══ EXTRACTED MATERIAL ══

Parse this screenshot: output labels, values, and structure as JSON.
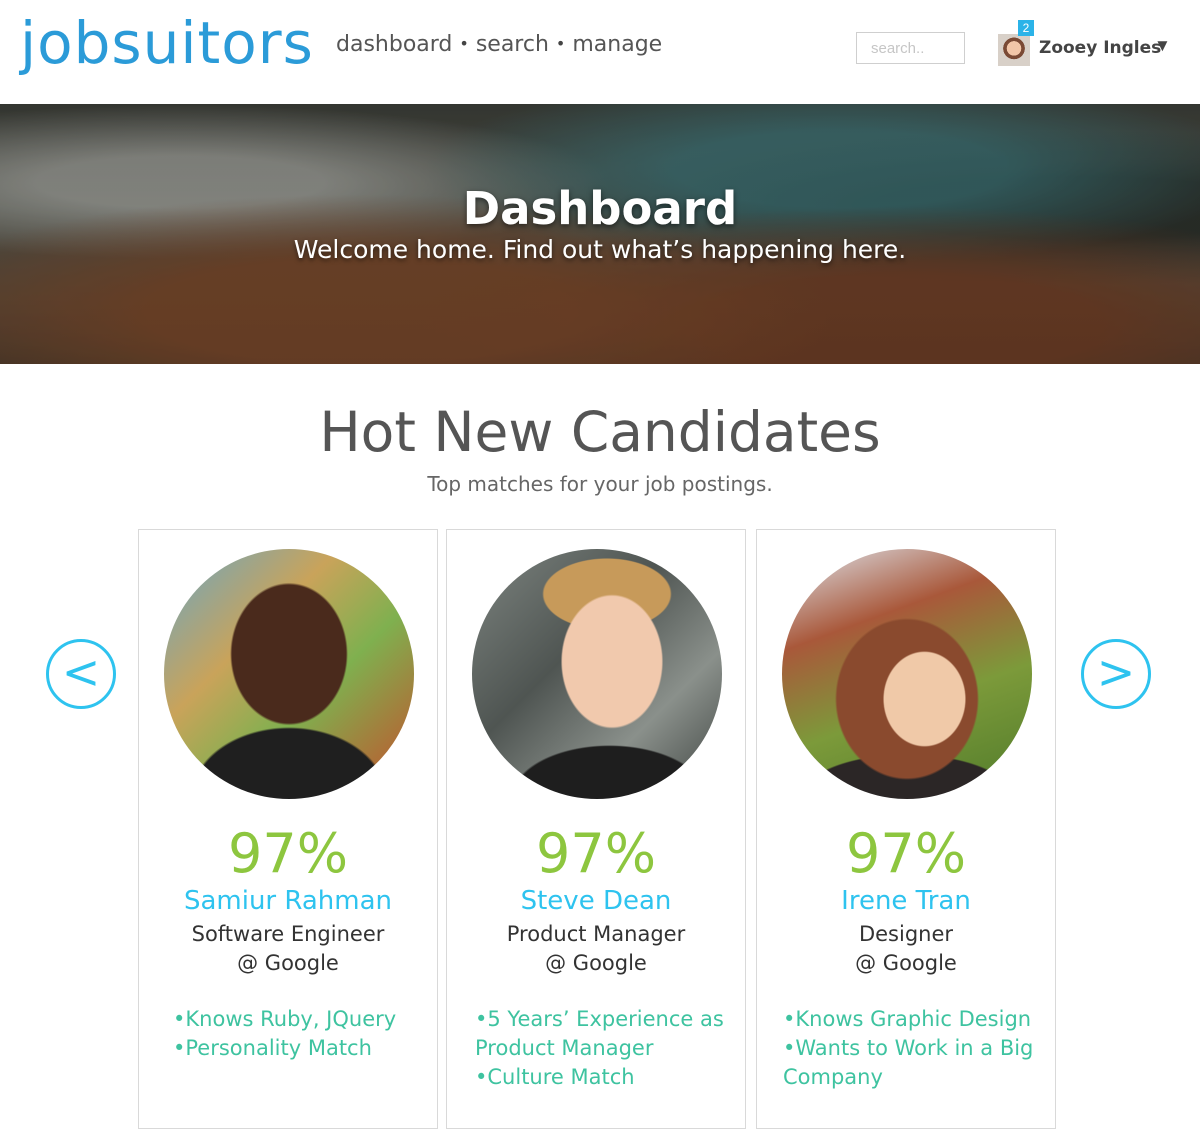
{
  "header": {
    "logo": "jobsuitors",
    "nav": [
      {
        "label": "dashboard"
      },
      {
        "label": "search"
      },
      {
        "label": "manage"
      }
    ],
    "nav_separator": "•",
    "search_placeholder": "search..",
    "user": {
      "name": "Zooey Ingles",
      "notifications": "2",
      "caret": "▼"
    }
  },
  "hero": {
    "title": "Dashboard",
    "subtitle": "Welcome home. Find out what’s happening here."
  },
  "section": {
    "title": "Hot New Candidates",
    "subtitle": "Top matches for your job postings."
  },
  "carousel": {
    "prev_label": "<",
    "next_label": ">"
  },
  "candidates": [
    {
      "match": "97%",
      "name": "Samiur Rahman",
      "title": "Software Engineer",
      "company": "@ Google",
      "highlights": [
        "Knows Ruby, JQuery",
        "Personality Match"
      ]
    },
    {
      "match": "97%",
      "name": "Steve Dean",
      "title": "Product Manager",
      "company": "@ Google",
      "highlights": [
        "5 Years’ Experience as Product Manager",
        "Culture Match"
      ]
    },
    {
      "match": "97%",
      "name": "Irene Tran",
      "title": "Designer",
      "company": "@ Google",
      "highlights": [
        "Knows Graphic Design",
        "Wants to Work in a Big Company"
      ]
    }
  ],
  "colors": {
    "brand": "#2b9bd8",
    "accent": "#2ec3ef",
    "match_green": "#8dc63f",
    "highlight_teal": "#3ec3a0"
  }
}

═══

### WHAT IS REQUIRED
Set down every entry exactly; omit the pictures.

### OUTPUT FOR THIS TASK
Parse this screenshot: output labels, values, and structure as JSON.
{
  "header": {
    "logo": "jobsuitors",
    "nav": [
      {
        "label": "dashboard"
      },
      {
        "label": "search"
      },
      {
        "label": "manage"
      }
    ],
    "nav_separator": "•",
    "search_placeholder": "search..",
    "user": {
      "name": "Zooey Ingles",
      "notifications": "2",
      "caret": "▼"
    }
  },
  "hero": {
    "title": "Dashboard",
    "subtitle": "Welcome home. Find out what’s happening here."
  },
  "section": {
    "title": "Hot New Candidates",
    "subtitle": "Top matches for your job postings."
  },
  "carousel": {
    "prev_label": "<",
    "next_label": ">"
  },
  "candidates": [
    {
      "match": "97%",
      "name": "Samiur Rahman",
      "title": "Software Engineer",
      "company": "@ Google",
      "highlights": [
        "Knows Ruby, JQuery",
        "Personality Match"
      ]
    },
    {
      "match": "97%",
      "name": "Steve Dean",
      "title": "Product Manager",
      "company": "@ Google",
      "highlights": [
        "5 Years’ Experience as Product Manager",
        "Culture Match"
      ]
    },
    {
      "match": "97%",
      "name": "Irene Tran",
      "title": "Designer",
      "company": "@ Google",
      "highlights": [
        "Knows Graphic Design",
        "Wants to Work in a Big Company"
      ]
    }
  ],
  "colors": {
    "brand": "#2b9bd8",
    "accent": "#2ec3ef",
    "match_green": "#8dc63f",
    "highlight_teal": "#3ec3a0"
  }
}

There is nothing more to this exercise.